▶ Input for this task:

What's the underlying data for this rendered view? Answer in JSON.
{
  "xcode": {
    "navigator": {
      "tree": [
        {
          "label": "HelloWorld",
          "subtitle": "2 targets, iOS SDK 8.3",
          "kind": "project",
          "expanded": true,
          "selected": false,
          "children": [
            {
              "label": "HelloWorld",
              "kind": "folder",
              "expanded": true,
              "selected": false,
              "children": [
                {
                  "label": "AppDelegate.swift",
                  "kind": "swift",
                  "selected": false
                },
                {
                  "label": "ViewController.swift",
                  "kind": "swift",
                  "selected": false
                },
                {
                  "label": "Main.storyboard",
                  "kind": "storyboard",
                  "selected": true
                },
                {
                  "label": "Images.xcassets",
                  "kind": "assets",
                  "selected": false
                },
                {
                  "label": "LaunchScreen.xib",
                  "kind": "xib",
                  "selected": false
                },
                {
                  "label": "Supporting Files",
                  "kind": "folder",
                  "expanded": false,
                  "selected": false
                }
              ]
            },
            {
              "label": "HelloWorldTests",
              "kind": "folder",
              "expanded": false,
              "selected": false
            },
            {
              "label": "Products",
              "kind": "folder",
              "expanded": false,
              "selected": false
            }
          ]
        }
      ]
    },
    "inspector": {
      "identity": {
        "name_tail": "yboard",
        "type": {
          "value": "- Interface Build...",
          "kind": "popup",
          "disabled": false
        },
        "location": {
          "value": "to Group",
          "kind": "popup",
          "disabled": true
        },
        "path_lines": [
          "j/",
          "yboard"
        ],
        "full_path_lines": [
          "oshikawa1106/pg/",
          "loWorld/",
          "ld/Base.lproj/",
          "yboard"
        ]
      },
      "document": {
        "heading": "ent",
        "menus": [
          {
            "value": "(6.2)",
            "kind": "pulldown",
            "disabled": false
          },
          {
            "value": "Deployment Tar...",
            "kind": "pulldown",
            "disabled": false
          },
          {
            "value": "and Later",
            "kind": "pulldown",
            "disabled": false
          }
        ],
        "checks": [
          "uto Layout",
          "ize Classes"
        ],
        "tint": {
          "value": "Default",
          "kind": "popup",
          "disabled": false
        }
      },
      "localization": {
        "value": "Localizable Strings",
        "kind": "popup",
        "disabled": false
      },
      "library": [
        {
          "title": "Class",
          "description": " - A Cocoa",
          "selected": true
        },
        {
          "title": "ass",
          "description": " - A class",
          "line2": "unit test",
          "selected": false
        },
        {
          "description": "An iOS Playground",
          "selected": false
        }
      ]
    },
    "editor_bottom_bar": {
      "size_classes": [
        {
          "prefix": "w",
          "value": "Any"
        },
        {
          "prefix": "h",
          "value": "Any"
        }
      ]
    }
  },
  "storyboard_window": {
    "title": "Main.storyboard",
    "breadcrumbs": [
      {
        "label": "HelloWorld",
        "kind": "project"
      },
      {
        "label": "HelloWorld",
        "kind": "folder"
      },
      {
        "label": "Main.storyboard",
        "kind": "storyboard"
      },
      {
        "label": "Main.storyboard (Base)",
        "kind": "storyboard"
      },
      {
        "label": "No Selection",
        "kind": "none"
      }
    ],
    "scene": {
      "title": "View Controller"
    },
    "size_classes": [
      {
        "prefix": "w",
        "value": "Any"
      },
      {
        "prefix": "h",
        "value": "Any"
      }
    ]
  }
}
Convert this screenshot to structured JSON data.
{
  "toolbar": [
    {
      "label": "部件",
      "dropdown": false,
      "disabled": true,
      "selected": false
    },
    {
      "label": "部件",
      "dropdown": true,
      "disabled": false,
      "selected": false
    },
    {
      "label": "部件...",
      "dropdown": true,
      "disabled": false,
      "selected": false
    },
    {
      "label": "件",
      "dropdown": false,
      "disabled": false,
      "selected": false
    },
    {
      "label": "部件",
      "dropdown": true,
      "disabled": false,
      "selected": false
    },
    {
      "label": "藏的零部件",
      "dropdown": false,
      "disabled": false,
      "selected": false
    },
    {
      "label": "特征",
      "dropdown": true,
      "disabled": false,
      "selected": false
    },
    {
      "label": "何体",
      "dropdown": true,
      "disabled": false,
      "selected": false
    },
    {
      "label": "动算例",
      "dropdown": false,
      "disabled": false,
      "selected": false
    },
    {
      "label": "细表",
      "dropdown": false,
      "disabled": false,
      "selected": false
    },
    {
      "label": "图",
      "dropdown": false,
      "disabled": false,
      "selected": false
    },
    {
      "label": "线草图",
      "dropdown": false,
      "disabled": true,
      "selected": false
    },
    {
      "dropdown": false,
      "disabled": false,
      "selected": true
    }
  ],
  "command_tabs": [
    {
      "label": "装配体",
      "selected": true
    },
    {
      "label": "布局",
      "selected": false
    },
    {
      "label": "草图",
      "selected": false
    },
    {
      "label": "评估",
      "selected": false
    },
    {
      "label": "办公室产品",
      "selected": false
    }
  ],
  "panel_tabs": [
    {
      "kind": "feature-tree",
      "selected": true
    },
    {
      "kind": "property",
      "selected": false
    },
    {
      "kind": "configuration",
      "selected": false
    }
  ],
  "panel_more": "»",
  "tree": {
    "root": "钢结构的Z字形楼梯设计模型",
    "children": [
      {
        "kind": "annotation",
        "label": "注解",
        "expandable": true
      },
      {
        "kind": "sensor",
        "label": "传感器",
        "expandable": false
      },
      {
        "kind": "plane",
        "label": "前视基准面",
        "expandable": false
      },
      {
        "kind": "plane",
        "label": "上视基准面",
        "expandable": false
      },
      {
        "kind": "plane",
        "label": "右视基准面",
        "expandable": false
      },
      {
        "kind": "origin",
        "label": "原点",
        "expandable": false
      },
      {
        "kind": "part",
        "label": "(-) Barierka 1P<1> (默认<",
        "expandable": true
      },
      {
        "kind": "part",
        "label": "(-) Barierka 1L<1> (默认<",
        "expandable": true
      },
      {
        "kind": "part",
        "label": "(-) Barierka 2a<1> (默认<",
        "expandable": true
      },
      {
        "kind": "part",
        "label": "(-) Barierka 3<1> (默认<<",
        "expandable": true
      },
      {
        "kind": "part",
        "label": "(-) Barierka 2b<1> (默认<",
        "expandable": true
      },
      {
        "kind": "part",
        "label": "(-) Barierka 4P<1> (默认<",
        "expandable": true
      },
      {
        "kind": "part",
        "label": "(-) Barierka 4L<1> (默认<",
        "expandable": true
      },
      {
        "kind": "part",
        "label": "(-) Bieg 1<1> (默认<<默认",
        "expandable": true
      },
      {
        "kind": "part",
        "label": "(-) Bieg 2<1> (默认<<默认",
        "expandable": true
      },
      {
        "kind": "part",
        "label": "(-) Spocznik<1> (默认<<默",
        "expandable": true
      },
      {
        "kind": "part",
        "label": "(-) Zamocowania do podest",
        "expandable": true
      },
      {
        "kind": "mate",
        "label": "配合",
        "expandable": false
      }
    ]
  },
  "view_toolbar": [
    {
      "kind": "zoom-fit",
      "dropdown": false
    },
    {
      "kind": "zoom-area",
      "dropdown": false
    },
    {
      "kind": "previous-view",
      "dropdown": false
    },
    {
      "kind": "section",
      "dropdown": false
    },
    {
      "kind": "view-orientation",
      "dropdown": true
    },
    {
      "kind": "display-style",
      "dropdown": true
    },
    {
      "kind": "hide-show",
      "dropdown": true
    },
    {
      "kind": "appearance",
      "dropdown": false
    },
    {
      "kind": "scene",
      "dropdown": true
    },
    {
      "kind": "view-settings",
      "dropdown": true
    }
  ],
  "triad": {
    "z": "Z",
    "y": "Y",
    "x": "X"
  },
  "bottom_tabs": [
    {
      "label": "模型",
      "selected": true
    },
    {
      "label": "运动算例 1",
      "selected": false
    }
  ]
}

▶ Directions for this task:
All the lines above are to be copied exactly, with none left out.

▶ Answer to the problem:
What's the underlying data for this rendered view? Answer in JSON.
{
  "xcode": {
    "navigator": {
      "tree": [
        {
          "label": "HelloWorld",
          "subtitle": "2 targets, iOS SDK 8.3",
          "kind": "project",
          "expanded": true,
          "selected": false,
          "children": [
            {
              "label": "HelloWorld",
              "kind": "folder",
              "expanded": true,
              "selected": false,
              "children": [
                {
                  "label": "AppDelegate.swift",
                  "kind": "swift",
                  "selected": false
                },
                {
                  "label": "ViewController.swift",
                  "kind": "swift",
                  "selected": false
                },
                {
                  "label": "Main.storyboard",
                  "kind": "storyboard",
                  "selected": true
                },
                {
                  "label": "Images.xcassets",
                  "kind": "assets",
                  "selected": false
                },
                {
                  "label": "LaunchScreen.xib",
                  "kind": "xib",
                  "selected": false
                },
                {
                  "label": "Supporting Files",
                  "kind": "folder",
                  "expanded": false,
                  "selected": false
                }
              ]
            },
            {
              "label": "HelloWorldTests",
              "kind": "folder",
              "expanded": false,
              "selected": false
            },
            {
              "label": "Products",
              "kind": "folder",
              "expanded": false,
              "selected": false
            }
          ]
        }
      ]
    },
    "inspector": {
      "identity": {
        "name_tail": "yboard",
        "type": {
          "value": "- Interface Build...",
          "kind": "popup",
          "disabled": false
        },
        "location": {
          "value": "to Group",
          "kind": "popup",
          "disabled": true
        },
        "path_lines": [
          "j/",
          "yboard"
        ],
        "full_path_lines": [
          "oshikawa1106/pg/",
          "loWorld/",
          "ld/Base.lproj/",
          "yboard"
        ]
      },
      "document": {
        "heading": "ent",
        "menus": [
          {
            "value": "(6.2)",
            "kind": "pulldown",
            "disabled": false
          },
          {
            "value": "Deployment Tar...",
            "kind": "pulldown",
            "disabled": false
          },
          {
            "value": "and Later",
            "kind": "pulldown",
            "disabled": false
          }
        ],
        "checks": [
          "uto Layout",
          "ize Classes"
        ],
        "tint": {
          "value": "Default",
          "kind": "popup",
          "disabled": false
        }
      },
      "localization": {
        "value": "Localizable Strings",
        "kind": "popup",
        "disabled": false
      },
      "library": [
        {
          "title": "Class",
          "description": " - A Cocoa",
          "selected": true
        },
        {
          "title": "ass",
          "description": " - A class",
          "line2": "unit test",
          "selected": false
        },
        {
          "description": "An iOS Playground",
          "selected": false
        }
      ]
    },
    "editor_bottom_bar": {
      "size_classes": [
        {
          "prefix": "w",
          "value": "Any"
        },
        {
          "prefix": "h",
          "value": "Any"
        }
      ]
    }
  },
  "storyboard_window": {
    "title": "Main.storyboard",
    "breadcrumbs": [
      {
        "label": "HelloWorld",
        "kind": "project"
      },
      {
        "label": "HelloWorld",
        "kind": "folder"
      },
      {
        "label": "Main.storyboard",
        "kind": "storyboard"
      },
      {
        "label": "Main.storyboard (Base)",
        "kind": "storyboard"
      },
      {
        "label": "No Selection",
        "kind": "none"
      }
    ],
    "scene": {
      "title": "View Controller"
    },
    "size_classes": [
      {
        "prefix": "w",
        "value": "Any"
      },
      {
        "prefix": "h",
        "value": "Any"
      }
    ]
  }
}
Convert this screenshot to structured JSON data.
{
  "toolbar": [
    {
      "label": "部件",
      "dropdown": false,
      "disabled": true,
      "selected": false
    },
    {
      "label": "部件",
      "dropdown": true,
      "disabled": false,
      "selected": false
    },
    {
      "label": "部件...",
      "dropdown": true,
      "disabled": false,
      "selected": false
    },
    {
      "label": "件",
      "dropdown": false,
      "disabled": false,
      "selected": false
    },
    {
      "label": "部件",
      "dropdown": true,
      "disabled": false,
      "selected": false
    },
    {
      "label": "藏的零部件",
      "dropdown": false,
      "disabled": false,
      "selected": false
    },
    {
      "label": "特征",
      "dropdown": true,
      "disabled": false,
      "selected": false
    },
    {
      "label": "何体",
      "dropdown": true,
      "disabled": false,
      "selected": false
    },
    {
      "label": "动算例",
      "dropdown": false,
      "disabled": false,
      "selected": false
    },
    {
      "label": "细表",
      "dropdown": false,
      "disabled": false,
      "selected": false
    },
    {
      "label": "图",
      "dropdown": false,
      "disabled": false,
      "selected": false
    },
    {
      "label": "线草图",
      "dropdown": false,
      "disabled": true,
      "selected": false
    },
    {
      "dropdown": false,
      "disabled": false,
      "selected": true
    }
  ],
  "command_tabs": [
    {
      "label": "装配体",
      "selected": true
    },
    {
      "label": "布局",
      "selected": false
    },
    {
      "label": "草图",
      "selected": false
    },
    {
      "label": "评估",
      "selected": false
    },
    {
      "label": "办公室产品",
      "selected": false
    }
  ],
  "panel_tabs": [
    {
      "kind": "feature-tree",
      "selected": true
    },
    {
      "kind": "property",
      "selected": false
    },
    {
      "kind": "configuration",
      "selected": false
    }
  ],
  "panel_more": "»",
  "tree": {
    "root": "钢结构的Z字形楼梯设计模型",
    "children": [
      {
        "kind": "annotation",
        "label": "注解",
        "expandable": true
      },
      {
        "kind": "sensor",
        "label": "传感器",
        "expandable": false
      },
      {
        "kind": "plane",
        "label": "前视基准面",
        "expandable": false
      },
      {
        "kind": "plane",
        "label": "上视基准面",
        "expandable": false
      },
      {
        "kind": "plane",
        "label": "右视基准面",
        "expandable": false
      },
      {
        "kind": "origin",
        "label": "原点",
        "expandable": false
      },
      {
        "kind": "part",
        "label": "(-) Barierka 1P<1> (默认<",
        "expandable": true
      },
      {
        "kind": "part",
        "label": "(-) Barierka 1L<1> (默认<",
        "expandable": true
      },
      {
        "kind": "part",
        "label": "(-) Barierka 2a<1> (默认<",
        "expandable": true
      },
      {
        "kind": "part",
        "label": "(-) Barierka 3<1> (默认<<",
        "expandable": true
      },
      {
        "kind": "part",
        "label": "(-) Barierka 2b<1> (默认<",
        "expandable": true
      },
      {
        "kind": "part",
        "label": "(-) Barierka 4P<1> (默认<",
        "expandable": true
      },
      {
        "kind": "part",
        "label": "(-) Barierka 4L<1> (默认<",
        "expandable": true
      },
      {
        "kind": "part",
        "label": "(-) Bieg 1<1> (默认<<默认",
        "expandable": true
      },
      {
        "kind": "part",
        "label": "(-) Bieg 2<1> (默认<<默认",
        "expandable": true
      },
      {
        "kind": "part",
        "label": "(-) Spocznik<1> (默认<<默",
        "expandable": true
      },
      {
        "kind": "part",
        "label": "(-) Zamocowania do podest",
        "expandable": true
      },
      {
        "kind": "mate",
        "label": "配合",
        "expandable": false
      }
    ]
  },
  "view_toolbar": [
    {
      "kind": "zoom-fit",
      "dropdown": false
    },
    {
      "kind": "zoom-area",
      "dropdown": false
    },
    {
      "kind": "previous-view",
      "dropdown": false
    },
    {
      "kind": "section",
      "dropdown": false
    },
    {
      "kind": "view-orientation",
      "dropdown": true
    },
    {
      "kind": "display-style",
      "dropdown": true
    },
    {
      "kind": "hide-show",
      "dropdown": true
    },
    {
      "kind": "appearance",
      "dropdown": false
    },
    {
      "kind": "scene",
      "dropdown": true
    },
    {
      "kind": "view-settings",
      "dropdown": true
    }
  ],
  "triad": {
    "z": "Z",
    "y": "Y",
    "x": "X"
  },
  "bottom_tabs": [
    {
      "label": "模型",
      "selected": true
    },
    {
      "label": "运动算例 1",
      "selected": false
    }
  ]
}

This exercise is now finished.